Staying safe and warm in the winter is essential for any person, but it is also very important to remember the safety of pet friends during the chilly winter months of the year. Richland County Humane Society supervisor Missy Houghton shared tips on how to provide care to dogs and cats during winter.

“It is recommended that if a dog is left outside, it should be brought indoors if the temperature falls to degrees in the teens. It is usually even colder once the wind chill is factored,” said Houghton.

If a dog is left outside for extended periods of time it can result in serious conditions for the animal which can include hypothermia and frostbite. A dog that is left outdoors must be provided with substantial shelter.

“It is the law to make sure that a dog is provided shelter if it is to remain outdoors. The shelter that is provided must have four sides, a top, and a bottom. Also, inside the shelter it is important to have straw or cedar chips for the animal. Straw and cedar chips can absorb moisture quickly. Do not use any blankets or fabric because if the blanket is to get wet, it is like lying on an ice cube and the animal will freeze,” said Houghton.

‘It is also suggested that flaps be placed over the shelter or dog house to protect it from the wind,” said Houghton.

Richland County Dog Warden Dave Jordan shared that his office receives a number of calls every day about a dog being left outdoors in the cold temperatures.

“We get several calls every day if it is freezing outside. Most of the calls that we respond to do not rise to the level of prosecution,” said Jordan.

Jordan revealed what the level of prosecution could potentially be for a pet owner who neglects their animal. “It depends on the violation, but exposure to the elements results in a second degree misdemeanor. The maximum punishment for that includes 90 days in jail and a $750 fine,” said Jordan.

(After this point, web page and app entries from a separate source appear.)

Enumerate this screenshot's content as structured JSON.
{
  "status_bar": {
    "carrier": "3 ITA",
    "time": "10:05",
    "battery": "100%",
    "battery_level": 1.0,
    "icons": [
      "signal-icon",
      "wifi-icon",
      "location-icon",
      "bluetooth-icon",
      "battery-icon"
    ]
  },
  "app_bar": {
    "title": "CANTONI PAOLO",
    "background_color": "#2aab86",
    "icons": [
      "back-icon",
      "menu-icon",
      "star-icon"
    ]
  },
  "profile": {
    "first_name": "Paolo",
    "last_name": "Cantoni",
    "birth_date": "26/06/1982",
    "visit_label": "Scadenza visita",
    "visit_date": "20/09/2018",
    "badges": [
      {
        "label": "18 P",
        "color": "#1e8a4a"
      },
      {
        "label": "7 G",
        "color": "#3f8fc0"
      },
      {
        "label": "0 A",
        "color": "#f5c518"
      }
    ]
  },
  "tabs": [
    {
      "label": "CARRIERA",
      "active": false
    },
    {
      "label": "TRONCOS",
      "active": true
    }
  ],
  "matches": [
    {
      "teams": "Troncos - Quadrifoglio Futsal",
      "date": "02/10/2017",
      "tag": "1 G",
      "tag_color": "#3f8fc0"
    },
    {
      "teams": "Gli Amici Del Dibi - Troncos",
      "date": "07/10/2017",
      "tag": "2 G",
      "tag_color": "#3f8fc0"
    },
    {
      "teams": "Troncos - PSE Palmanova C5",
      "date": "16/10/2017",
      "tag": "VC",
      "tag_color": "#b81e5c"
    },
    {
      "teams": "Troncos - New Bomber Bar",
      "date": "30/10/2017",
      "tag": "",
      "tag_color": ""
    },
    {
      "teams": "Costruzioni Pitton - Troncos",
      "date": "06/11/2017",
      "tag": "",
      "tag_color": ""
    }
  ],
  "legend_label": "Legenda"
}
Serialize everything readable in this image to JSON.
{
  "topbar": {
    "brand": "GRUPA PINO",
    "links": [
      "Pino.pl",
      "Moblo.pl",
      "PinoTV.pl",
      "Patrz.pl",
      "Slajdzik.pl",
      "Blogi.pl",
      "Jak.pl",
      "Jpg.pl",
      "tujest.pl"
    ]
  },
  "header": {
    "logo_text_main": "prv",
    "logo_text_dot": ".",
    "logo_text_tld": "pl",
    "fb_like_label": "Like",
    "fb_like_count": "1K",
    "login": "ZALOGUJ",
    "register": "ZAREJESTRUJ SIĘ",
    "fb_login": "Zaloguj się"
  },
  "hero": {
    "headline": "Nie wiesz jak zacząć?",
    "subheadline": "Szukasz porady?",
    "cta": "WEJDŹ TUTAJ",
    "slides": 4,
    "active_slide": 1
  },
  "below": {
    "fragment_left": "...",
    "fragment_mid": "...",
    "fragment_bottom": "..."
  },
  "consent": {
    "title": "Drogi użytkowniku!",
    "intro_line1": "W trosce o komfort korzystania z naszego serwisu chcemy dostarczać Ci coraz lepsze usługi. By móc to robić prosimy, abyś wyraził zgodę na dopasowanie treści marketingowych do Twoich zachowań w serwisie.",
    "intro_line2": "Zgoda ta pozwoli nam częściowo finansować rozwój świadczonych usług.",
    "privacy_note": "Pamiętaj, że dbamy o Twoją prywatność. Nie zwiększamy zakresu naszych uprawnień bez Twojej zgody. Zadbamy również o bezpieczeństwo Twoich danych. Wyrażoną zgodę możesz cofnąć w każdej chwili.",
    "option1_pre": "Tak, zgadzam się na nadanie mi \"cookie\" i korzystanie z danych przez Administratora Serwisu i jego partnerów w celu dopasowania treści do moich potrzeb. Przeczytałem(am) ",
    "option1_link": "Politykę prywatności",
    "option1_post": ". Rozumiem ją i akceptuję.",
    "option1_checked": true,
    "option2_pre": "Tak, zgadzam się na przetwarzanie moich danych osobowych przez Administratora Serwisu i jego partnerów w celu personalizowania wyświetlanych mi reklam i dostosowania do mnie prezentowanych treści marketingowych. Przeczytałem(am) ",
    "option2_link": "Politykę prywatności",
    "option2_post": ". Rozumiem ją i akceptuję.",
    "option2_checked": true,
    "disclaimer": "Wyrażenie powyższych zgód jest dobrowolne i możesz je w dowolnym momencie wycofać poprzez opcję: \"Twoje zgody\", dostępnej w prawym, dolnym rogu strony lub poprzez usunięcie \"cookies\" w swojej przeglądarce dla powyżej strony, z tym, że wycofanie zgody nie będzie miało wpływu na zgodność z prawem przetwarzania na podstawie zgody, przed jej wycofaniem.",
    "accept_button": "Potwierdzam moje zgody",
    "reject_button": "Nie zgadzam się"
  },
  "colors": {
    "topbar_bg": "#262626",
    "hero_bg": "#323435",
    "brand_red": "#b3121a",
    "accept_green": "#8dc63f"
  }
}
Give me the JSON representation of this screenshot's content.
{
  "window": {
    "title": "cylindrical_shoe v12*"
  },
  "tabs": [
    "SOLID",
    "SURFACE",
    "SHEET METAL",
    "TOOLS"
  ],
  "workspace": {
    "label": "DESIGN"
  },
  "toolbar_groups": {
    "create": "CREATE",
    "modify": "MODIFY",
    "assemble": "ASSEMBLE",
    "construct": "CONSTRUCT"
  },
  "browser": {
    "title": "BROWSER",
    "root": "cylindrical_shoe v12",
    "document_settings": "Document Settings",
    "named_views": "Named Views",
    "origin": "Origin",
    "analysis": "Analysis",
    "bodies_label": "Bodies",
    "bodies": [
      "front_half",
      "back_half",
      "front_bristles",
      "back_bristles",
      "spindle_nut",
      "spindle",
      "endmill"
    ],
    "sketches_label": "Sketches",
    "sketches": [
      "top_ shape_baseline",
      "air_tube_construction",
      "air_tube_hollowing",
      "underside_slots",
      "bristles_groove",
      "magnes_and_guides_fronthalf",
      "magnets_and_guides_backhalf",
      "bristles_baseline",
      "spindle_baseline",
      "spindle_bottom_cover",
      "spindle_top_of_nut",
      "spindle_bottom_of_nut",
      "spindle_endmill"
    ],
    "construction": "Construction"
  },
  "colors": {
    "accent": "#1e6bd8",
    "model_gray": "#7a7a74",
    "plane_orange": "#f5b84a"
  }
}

Providing adequate food and water to dogs and cats in the winter is essential for their well being.

“In order to keep the water fresh, provide the animal with a heated water dish and make sure to increase the amount of food that is provided to the animal because they will burn more calories when they are outside,” said Houghton. Houghton added that the care of cats during the winter months is the same as dogs.

Jordan shared that if a dog is to be left outside it needs to be a type of dog that can handle the elements. “If a dog is outside, then it needs to have the proper coat that can handle the weather elements; but ideally we recommend that all dogs should be kept indoors. If we go out to check on a dog [at a private home] we look at the appearance of it to make sure that it is properly fed and watered. We also look to make sure that shelter is provided that is winter sufficient,” said Jordan.

Houghton described what breeds of dogs should not be left outdoors in the winter.

“Any breed of dog that has short hair should not be left outside. Any dog that is part of the Toy Breed should absolutely not be left outdoors in the winter. Dog breeds of Brachycephalic, which includes dogs that have flat faces, should not be left outside because they can’t breathe as well in the colder temperatures. It is also not good for very old or very young dogs to remain outside in the winter,” said Houghton.

“Dogs with thicker coats such as Huskies, Newfoundland’s, St. Bernard’s, Akita’s, and Great Pyrenees can handle the colder temperatures, but ideally no dog should be left outside when it is cold,” said Houghton.

“If someone feels that an animal is not being properly taken care of, then they can call us. We will come out to the scene and if the animal doesn’t have proper shelter or if it is underweight, we will take the animal for its safety,” said Houghton.

Jordan added what his office is legally allowed to do in certain circumstances.

“It does depend on the scenario, but we can remove a dog if it is in immediate danger of dying. We are looking out for the safety of the animal. If the owner is not home, then we will leave a notice on their door,” said Jordan.

More about

More about

More about